Scott Brison

Progressive Conservative

Mr. Scott Brison (Kings—Hants, PC)

Mr. Speaker, I thank the minister for his unusually succinct answer.

The national roundtable also recommended that private woodlot owners be provided with the same capital gains tax exemption currently available to farmers. At present if an owner wishes to pass on their woodlot to an heir it is more advantageous to clearcut the woodlot and pay less capital gains tax than manage the woodlot in an environmentally sound manner. The current tax code offers an incentive to prematurely clearcut woodlots rather than use sustainable forestry practices.

When will the government respond to this recommendation?

Topic:   Oral Question Period
Subtopic:   Taxation
Permalink
LIB

Paul Martin

Liberal

Hon. Paul Martin (Minister of Finance, Lib.)

Mr. Speaker, I guarantee you that if I am given advance notice I can be succinct.

We have again looked at the capital gains tax. The view was that would be a very small part of the solution to the problem of overcutting.
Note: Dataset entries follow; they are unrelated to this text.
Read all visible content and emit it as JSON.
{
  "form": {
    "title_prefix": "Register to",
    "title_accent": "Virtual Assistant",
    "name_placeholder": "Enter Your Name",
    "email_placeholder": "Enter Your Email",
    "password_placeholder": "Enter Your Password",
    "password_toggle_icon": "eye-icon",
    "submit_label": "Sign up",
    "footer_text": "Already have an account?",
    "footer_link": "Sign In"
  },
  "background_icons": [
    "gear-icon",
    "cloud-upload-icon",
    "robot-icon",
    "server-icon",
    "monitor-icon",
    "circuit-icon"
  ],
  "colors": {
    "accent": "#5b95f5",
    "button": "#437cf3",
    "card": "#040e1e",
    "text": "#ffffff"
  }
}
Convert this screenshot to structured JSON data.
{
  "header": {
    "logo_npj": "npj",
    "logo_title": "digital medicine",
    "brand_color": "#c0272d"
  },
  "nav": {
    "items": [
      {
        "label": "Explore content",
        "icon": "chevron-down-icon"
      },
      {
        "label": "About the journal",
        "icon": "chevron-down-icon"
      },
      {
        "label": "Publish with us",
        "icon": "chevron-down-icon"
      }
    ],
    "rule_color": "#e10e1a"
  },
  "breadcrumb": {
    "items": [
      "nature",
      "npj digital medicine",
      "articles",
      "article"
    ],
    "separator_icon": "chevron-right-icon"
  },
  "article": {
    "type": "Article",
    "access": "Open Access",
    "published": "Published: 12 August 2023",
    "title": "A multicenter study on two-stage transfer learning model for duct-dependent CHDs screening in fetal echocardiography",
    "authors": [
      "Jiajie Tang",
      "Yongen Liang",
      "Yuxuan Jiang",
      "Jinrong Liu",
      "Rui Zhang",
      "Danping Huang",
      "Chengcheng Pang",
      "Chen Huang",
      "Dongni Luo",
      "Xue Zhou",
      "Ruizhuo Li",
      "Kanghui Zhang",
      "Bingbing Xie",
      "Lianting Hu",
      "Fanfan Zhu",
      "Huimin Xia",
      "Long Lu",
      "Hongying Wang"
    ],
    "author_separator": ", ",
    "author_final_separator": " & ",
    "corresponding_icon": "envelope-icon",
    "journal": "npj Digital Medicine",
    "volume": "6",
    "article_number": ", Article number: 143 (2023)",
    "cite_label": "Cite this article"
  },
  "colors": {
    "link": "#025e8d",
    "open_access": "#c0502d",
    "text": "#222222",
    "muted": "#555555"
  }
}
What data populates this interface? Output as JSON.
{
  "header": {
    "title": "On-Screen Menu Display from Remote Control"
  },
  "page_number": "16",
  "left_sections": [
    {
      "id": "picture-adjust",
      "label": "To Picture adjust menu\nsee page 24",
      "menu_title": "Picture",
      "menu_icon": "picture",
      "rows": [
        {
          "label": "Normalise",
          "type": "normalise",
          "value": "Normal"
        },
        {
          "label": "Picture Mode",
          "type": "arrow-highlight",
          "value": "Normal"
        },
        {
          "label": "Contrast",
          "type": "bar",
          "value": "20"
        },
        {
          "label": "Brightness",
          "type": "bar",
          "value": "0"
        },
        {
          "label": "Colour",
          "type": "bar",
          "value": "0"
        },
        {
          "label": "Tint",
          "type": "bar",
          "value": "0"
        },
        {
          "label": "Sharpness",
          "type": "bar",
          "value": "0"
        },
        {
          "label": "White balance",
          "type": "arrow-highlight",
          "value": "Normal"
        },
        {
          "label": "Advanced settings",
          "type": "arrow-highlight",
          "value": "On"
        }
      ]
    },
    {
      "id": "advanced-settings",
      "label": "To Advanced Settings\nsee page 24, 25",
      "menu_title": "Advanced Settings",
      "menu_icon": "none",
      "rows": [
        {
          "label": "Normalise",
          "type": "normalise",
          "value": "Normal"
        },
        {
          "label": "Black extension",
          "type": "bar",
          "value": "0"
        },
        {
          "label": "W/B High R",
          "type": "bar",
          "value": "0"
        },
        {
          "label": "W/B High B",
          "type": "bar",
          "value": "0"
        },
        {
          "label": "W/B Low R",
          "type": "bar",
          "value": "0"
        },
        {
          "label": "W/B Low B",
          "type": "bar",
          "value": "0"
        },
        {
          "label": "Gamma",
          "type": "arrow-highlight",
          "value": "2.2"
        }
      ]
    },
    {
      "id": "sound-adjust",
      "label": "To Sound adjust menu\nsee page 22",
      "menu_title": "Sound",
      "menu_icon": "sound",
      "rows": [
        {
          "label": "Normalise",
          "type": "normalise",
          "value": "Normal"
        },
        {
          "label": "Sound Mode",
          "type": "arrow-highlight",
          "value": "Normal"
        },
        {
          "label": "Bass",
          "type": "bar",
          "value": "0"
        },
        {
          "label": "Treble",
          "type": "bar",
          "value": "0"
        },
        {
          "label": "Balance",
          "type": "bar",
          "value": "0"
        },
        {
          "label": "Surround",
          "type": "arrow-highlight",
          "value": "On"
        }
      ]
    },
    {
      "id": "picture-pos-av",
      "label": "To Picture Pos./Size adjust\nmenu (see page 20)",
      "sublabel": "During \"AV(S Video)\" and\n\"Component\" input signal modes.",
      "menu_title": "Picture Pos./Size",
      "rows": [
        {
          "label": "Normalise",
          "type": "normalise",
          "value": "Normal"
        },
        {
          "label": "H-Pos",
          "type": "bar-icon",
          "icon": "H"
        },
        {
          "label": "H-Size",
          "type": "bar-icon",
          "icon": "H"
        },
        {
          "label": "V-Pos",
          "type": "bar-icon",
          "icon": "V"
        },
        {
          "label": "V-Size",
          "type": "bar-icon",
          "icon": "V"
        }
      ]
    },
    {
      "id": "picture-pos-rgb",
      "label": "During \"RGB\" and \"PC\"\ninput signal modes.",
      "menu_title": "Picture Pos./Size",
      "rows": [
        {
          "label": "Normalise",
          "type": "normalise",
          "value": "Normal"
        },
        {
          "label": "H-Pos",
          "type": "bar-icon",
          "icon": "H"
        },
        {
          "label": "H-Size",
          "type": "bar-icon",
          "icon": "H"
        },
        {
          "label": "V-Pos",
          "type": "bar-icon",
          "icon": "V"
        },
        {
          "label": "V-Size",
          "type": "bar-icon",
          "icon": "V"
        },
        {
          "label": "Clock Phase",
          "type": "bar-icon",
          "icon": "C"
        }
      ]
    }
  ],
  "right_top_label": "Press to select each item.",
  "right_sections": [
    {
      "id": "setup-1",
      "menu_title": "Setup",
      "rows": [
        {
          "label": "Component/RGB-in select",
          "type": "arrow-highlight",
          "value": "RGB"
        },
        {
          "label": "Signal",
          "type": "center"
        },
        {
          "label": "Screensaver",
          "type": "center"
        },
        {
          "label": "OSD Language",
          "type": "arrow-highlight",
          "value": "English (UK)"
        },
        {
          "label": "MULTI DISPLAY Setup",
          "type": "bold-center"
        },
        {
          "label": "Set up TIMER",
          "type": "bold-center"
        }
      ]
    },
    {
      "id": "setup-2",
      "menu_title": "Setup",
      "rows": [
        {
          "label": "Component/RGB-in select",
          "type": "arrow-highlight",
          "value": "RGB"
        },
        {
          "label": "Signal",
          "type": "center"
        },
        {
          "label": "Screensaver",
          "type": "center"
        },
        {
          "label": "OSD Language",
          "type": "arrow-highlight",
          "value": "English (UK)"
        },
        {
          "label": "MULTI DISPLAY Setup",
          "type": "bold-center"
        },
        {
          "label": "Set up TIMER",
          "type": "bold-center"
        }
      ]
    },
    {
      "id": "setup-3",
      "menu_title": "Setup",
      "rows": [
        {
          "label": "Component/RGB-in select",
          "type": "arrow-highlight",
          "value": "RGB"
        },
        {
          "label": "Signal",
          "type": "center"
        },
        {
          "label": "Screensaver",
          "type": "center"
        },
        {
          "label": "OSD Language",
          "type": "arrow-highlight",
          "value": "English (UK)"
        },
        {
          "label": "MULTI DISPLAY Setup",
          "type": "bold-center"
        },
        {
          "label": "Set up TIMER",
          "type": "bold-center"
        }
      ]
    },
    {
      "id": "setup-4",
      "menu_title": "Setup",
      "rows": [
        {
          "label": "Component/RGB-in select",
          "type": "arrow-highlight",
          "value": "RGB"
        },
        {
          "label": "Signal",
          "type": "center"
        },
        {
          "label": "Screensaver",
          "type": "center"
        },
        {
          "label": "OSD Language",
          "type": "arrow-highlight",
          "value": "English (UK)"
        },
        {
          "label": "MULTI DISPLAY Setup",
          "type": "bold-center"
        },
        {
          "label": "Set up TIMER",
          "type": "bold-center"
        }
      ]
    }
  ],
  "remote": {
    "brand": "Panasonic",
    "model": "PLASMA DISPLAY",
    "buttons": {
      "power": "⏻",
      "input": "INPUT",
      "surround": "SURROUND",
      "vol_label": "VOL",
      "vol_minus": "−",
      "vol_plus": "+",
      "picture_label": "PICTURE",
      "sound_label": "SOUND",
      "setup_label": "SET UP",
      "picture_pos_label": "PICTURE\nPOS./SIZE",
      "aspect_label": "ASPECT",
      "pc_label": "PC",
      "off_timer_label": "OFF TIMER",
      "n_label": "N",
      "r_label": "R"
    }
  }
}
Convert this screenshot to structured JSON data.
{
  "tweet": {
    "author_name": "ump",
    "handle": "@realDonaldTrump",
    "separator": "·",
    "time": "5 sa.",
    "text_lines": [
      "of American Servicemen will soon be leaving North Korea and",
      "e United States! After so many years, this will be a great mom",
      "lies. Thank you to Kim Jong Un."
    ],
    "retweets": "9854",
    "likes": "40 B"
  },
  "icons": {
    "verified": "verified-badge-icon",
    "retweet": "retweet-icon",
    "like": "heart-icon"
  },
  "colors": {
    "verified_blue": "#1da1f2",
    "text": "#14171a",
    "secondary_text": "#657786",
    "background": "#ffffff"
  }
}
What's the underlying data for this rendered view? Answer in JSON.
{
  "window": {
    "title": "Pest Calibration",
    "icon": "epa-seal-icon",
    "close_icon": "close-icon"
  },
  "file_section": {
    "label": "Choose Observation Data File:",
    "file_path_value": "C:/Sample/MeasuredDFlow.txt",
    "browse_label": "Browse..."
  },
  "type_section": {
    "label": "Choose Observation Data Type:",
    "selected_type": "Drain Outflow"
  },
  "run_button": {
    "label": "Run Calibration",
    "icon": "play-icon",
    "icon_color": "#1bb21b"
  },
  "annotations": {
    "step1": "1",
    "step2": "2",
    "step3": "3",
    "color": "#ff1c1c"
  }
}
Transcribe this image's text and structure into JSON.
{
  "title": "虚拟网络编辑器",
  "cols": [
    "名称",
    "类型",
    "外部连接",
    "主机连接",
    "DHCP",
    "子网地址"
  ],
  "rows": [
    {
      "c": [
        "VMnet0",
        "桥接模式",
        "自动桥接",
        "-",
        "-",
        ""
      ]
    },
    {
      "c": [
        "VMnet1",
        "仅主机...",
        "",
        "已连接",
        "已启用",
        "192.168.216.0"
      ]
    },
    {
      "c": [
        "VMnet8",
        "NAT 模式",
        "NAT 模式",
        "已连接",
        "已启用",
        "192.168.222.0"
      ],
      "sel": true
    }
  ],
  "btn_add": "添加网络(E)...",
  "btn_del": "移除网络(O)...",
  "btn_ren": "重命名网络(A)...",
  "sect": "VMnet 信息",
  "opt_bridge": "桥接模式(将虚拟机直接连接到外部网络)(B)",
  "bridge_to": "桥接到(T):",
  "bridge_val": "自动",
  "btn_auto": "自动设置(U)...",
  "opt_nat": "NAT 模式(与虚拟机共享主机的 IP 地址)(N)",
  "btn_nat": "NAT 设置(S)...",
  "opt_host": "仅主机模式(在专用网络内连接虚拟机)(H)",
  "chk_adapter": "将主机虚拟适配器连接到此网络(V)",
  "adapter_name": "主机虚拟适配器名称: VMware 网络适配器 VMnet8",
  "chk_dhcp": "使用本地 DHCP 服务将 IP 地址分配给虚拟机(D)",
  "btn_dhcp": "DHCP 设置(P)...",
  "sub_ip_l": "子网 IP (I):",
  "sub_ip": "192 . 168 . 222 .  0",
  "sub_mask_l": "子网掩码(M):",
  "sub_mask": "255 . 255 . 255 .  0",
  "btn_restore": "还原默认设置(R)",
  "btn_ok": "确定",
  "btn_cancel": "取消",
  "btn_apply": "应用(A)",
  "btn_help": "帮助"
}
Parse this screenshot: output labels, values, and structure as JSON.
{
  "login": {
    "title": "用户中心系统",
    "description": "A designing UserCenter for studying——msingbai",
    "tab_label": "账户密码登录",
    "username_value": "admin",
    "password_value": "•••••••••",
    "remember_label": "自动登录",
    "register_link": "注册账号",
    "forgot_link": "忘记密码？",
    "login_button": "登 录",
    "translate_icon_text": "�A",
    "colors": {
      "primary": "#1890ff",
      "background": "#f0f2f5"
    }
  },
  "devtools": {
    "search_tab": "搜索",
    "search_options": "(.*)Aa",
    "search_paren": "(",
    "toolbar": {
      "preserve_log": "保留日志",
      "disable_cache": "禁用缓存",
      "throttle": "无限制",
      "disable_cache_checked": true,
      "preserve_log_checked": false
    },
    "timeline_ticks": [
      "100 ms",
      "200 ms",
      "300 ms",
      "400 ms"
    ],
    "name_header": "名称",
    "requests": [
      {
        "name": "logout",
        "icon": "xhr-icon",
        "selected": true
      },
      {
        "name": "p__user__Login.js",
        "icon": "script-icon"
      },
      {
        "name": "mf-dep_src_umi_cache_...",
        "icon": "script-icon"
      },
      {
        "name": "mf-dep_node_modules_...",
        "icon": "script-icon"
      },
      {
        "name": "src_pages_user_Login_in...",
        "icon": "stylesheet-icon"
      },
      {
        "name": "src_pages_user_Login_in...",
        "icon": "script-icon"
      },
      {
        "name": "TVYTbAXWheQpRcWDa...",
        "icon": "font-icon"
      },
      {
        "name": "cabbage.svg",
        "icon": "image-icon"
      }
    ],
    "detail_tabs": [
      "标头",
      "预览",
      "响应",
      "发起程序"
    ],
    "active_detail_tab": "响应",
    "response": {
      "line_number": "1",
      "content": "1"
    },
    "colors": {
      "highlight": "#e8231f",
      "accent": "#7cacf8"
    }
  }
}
We are certainly prepared to sit down with the national roundtable and with the provincial governments and take a look at the overall problem.

The question is simply one of expense versus the cost.

Topic:   Oral Question Period
Subtopic:   Taxation
Permalink

April 3, 1998